Click to Pay was created jointly by the four major payment networks:
The system attempts to streamline the online checkout process by replacing a mess of buttons for individual services with a single Click to Pay button that will give the user access to all of their saved cards, regardless of what network they're on.
Consumers can enroll through card networks by entering their information online. Then, when they're ready to check out at an online retailer that uses Click to Pay, they just select which card they want to use to make the purchase.
One button instead of many
Systems like Click to Pay are designed to make online credit card payments easier and more secure:
Instead of having to enter your card information every time you buy something, you hit a button and choose the card you want to use.
Your card information isn't stored in the merchant's computer system, so it's less vulnerable to data breaches.
Previously, when you went to complete your transaction at an online retailer, you may have seen an array of buttons for credit card payment systems, like Visa Checkout and Masterpass. Which systems were available varied by merchant. You clicked the button that corresponded to the card you wanted to use.
Now, you'll see just one button for Click to Pay, like the example below:
Click it and enter your email address (which is your account username). You'll be sent a one-time code to verify it's really you. Then, select the card of your choice to apply to the purchase. You can set Click to Pay to remember you in your browser to make future transactions faster.
Merchant systems will be transitioning to Click to Pay throughout 2020, so shoppers may see some lingering vestiges of the former individual options. Early converts include Lowe’s, Marriott, Papa John’s and 1-800-Flowers.com.
Add cards ahead of time or at checkout
To enroll your card in Click to Pay, you can go to the card network’s website dedicated to sign-ups — for example, here's Mastercard’s page, and here's the one for Visa. You can also enroll or add cards right when you're checking out with an online merchant that uses Click to Pay. Hit the button, choose the option for a new card and enter your information; it will be saved for future uses.
As of September 2020, American Express didn't have a sign-up site, but many cardholders' cards were already enrolled in the service. You can also add AmEx cards to your account during checkout. Discover launched Click to Pay for its cards in October 2020.
Shoppers can also store shipping and billing addresses in Click to Pay so they don't have to enter that information for each purchase (although they can make changes when needed).
Extra security behind the scenes
Aside from convenience, a key benefit of Click to Pay is tokenization. That means the transaction is handled with a unique code between Click to Pay and the merchant instead of the actual card number, expiration date and other information. Your card info never "leaves" the Click to Pay system, which makes it harder for your credit card number to get stolen.
“Click to Pay removes the need for merchants and service providers to store sensitive card information, therefore reducing the technology burden for merchants while also providing a more seamless user experience,” says Rupa Krishnan, vice president of network solutions and operations at American Express.
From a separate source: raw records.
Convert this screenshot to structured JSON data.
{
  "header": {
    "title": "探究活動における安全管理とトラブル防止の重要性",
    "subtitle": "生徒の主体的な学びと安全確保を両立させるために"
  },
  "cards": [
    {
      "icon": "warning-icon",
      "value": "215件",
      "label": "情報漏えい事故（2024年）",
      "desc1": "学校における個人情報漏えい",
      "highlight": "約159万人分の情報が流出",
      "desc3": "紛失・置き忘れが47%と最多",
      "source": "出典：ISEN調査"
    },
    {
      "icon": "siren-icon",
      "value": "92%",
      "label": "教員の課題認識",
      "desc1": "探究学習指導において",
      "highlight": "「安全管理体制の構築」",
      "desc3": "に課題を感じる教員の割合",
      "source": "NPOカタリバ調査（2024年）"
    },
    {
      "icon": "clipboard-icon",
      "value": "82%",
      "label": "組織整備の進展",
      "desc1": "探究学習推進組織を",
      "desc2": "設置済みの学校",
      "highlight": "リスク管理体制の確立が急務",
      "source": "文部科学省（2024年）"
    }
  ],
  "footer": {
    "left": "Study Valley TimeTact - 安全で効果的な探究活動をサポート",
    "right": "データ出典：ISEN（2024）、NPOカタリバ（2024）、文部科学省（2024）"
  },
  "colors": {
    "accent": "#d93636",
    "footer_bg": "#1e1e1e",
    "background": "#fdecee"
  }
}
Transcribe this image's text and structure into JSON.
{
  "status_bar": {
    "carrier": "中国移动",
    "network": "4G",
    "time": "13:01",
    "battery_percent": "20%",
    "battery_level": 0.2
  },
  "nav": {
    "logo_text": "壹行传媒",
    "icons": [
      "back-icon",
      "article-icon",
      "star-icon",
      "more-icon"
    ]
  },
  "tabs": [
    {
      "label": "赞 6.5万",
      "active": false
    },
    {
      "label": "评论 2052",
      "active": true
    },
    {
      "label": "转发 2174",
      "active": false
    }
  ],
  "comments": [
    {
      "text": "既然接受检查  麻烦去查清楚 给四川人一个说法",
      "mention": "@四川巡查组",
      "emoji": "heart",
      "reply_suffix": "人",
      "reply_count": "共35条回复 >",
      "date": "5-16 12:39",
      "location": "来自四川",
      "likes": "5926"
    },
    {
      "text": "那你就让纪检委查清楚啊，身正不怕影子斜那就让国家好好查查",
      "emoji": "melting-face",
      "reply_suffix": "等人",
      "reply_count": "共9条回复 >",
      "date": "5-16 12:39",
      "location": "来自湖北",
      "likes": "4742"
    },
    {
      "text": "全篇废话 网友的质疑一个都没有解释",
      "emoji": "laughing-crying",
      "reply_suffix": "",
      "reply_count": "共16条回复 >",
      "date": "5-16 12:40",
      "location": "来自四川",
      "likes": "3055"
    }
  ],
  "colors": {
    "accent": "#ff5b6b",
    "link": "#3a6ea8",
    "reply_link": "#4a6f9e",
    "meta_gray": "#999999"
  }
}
Since consumers don’t need to enter their information again each time they shop, the process is quicker. But free-spenders beware: That also means it’s easier to spend money online without the added barrier of entering personal details.
Payment button image provided by EMV® SRC via BusinessWire.